» Problem details
Filter the listing below down to the lines holding the word "JSON", and copy those lines.
* * * * *
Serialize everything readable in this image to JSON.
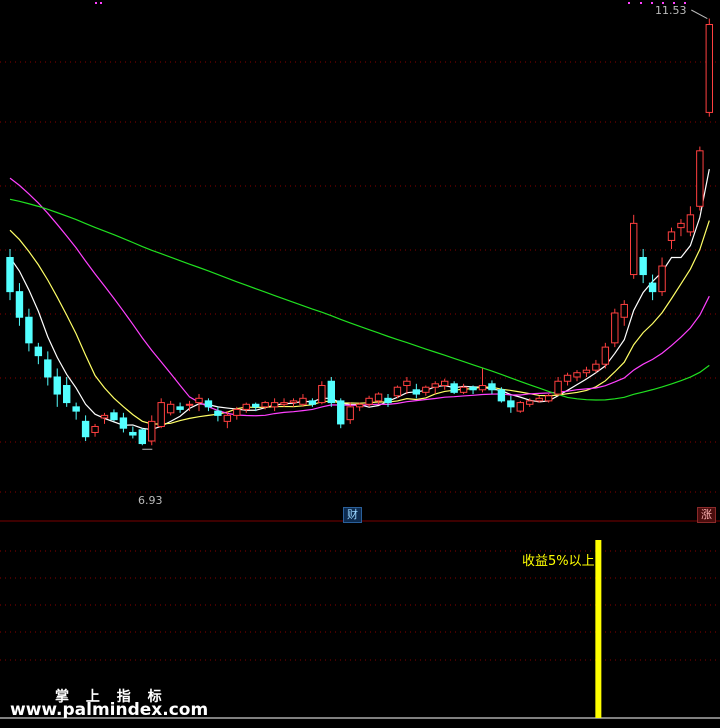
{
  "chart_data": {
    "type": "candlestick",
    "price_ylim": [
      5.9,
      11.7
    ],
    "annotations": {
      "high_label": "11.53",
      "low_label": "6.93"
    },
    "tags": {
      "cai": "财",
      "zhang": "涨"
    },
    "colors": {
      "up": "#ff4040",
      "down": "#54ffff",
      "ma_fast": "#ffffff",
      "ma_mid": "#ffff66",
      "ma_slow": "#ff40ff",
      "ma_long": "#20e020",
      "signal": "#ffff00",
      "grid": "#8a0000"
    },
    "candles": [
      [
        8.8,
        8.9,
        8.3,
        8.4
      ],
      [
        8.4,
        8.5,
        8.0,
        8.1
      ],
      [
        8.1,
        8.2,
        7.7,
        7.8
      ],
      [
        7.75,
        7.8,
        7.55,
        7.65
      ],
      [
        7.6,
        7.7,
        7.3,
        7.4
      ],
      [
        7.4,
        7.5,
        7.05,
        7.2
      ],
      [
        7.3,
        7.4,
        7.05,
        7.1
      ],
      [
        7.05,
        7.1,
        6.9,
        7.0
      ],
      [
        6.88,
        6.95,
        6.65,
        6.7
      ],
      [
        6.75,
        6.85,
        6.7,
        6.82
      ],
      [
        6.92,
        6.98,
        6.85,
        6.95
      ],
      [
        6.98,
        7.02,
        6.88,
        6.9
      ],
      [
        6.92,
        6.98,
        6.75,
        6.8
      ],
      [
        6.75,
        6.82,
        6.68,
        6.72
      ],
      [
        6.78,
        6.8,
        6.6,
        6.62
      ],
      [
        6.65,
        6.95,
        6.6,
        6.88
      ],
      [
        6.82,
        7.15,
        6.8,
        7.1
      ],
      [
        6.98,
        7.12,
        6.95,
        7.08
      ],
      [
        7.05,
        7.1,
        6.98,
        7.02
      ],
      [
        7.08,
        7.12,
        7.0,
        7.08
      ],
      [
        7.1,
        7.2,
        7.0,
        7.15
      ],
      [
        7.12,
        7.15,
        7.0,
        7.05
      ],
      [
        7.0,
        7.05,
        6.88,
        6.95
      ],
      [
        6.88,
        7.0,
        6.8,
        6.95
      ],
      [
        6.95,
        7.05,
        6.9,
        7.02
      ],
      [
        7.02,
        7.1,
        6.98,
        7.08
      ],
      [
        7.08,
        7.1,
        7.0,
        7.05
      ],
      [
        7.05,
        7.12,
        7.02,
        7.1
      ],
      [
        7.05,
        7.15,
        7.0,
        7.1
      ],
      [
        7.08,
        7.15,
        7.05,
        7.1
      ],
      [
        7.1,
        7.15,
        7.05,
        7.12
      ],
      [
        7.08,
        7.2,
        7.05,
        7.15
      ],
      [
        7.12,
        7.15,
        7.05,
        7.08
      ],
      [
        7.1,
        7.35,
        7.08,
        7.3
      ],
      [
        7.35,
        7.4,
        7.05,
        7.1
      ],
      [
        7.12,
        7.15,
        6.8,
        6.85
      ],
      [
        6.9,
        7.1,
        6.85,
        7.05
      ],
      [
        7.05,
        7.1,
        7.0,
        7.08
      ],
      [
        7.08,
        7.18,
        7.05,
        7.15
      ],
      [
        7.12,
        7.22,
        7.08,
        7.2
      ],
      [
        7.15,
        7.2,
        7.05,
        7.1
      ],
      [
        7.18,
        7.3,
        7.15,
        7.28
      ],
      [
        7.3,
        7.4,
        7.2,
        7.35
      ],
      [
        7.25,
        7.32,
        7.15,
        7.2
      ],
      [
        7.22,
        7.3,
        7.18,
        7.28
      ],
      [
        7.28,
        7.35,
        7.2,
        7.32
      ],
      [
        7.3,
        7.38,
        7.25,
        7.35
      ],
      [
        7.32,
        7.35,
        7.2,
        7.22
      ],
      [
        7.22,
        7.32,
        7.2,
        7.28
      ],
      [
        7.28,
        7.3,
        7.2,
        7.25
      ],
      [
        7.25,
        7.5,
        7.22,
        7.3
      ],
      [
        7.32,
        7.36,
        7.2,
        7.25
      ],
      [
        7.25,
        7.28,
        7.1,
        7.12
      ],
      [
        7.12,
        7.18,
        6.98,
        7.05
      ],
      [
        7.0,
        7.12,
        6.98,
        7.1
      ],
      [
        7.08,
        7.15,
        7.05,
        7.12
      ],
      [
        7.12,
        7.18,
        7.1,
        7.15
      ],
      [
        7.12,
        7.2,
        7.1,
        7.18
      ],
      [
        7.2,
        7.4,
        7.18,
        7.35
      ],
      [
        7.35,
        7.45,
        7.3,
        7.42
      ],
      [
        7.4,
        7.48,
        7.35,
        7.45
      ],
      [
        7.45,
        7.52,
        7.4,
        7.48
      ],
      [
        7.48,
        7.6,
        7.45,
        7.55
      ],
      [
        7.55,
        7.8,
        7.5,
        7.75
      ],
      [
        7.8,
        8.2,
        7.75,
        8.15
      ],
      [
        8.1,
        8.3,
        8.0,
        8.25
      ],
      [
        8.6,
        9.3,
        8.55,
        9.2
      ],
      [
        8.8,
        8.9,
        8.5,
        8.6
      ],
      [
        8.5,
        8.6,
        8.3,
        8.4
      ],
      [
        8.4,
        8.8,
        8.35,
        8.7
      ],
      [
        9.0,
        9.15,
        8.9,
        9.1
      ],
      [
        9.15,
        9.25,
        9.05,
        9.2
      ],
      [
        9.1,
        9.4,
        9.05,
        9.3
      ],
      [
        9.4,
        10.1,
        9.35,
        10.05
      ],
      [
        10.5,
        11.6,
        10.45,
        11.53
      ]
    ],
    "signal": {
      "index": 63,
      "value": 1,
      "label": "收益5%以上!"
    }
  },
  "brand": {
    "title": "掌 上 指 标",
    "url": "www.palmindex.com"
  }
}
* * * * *
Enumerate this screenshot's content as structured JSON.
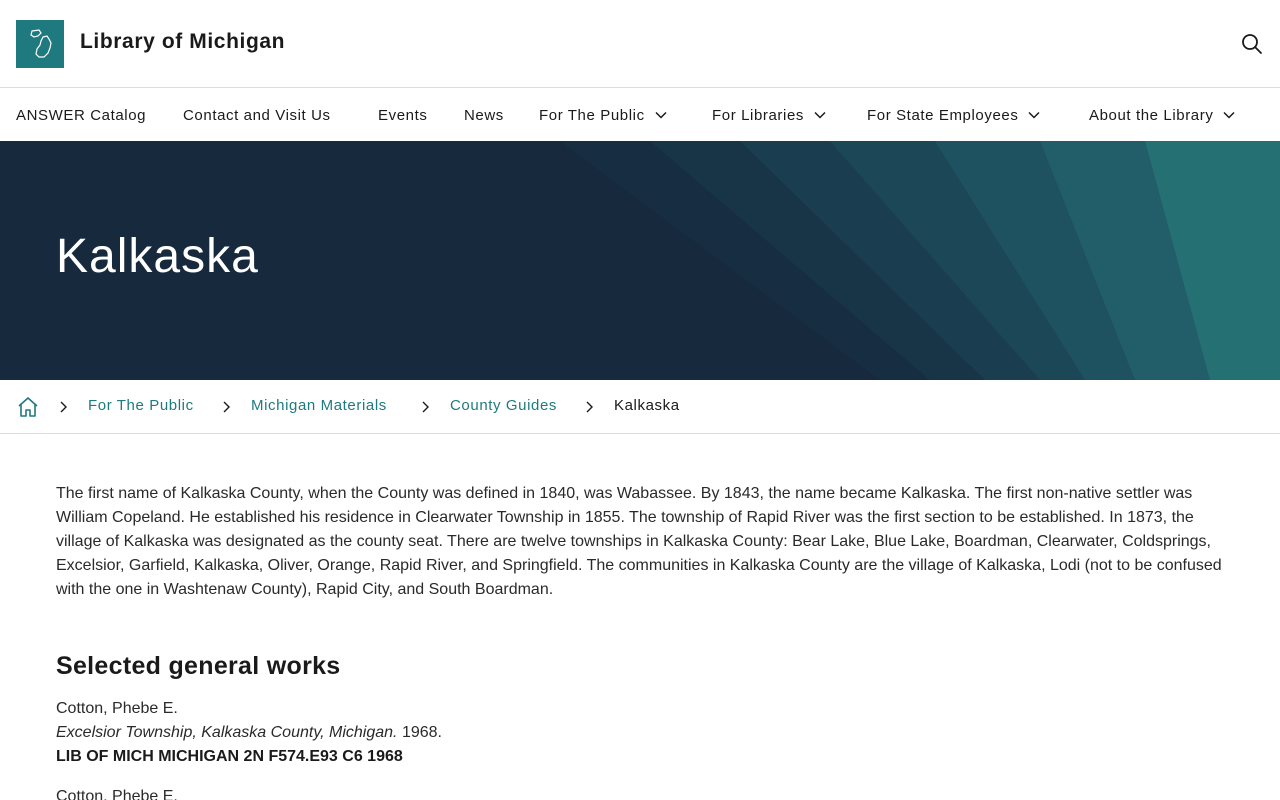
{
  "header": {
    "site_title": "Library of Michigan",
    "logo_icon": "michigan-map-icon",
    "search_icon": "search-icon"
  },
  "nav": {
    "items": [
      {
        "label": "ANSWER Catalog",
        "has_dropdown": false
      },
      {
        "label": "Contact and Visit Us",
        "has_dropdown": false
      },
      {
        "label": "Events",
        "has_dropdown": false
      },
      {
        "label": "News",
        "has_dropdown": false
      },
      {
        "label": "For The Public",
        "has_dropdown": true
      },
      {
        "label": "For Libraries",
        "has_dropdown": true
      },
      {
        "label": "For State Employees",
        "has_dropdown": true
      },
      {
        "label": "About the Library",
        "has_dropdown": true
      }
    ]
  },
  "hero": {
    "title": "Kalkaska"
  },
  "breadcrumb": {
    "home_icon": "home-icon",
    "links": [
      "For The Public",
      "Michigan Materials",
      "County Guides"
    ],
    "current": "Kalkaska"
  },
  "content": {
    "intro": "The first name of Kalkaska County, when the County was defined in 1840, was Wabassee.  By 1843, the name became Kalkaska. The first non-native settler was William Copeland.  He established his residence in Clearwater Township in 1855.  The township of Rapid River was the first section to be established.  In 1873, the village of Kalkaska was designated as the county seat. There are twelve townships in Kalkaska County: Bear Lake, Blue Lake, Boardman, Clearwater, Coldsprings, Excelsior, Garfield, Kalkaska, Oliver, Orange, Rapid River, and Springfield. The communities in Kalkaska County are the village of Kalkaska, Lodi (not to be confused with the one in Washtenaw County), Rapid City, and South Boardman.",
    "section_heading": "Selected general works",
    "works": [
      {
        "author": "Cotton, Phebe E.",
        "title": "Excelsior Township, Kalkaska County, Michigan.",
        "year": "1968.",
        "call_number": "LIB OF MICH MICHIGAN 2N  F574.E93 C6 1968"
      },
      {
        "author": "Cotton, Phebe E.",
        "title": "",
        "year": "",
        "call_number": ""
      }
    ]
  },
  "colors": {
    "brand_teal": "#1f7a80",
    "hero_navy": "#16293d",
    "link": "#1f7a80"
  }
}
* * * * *
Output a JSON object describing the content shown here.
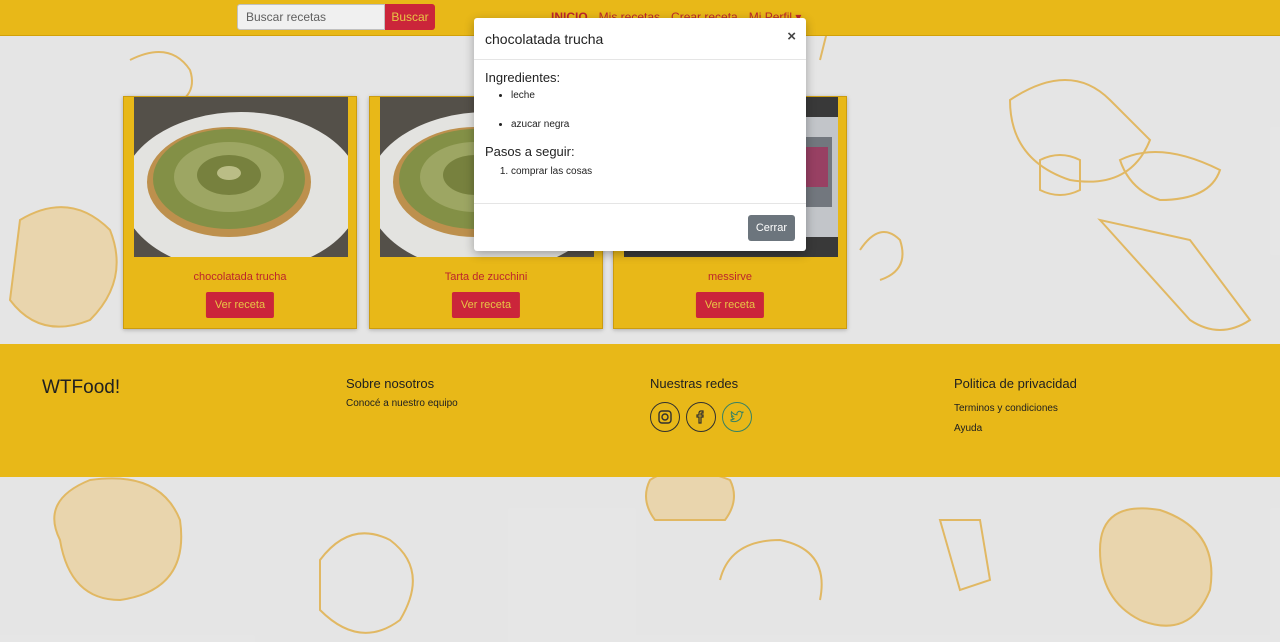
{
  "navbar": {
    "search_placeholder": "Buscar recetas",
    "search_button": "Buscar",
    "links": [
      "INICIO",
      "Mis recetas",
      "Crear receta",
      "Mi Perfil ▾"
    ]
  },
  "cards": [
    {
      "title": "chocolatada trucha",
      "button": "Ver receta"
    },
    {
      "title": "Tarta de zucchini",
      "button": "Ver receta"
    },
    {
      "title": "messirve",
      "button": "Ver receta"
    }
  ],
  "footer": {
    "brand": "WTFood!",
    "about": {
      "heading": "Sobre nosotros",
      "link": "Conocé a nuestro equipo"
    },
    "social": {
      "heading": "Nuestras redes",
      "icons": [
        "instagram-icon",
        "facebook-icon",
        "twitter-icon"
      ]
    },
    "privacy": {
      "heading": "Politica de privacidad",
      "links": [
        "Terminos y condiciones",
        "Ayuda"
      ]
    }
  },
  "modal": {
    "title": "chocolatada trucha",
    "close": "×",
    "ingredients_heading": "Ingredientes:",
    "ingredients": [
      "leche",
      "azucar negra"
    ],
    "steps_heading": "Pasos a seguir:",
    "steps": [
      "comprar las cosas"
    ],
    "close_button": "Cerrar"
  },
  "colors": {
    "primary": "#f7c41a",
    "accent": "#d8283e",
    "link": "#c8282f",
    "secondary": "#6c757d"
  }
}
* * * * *
» Solution for this task
Serialize everything readable in this image to JSON.
Enumerate this screenshot's content as structured JSON.
Output a JSON object describing the content shown here.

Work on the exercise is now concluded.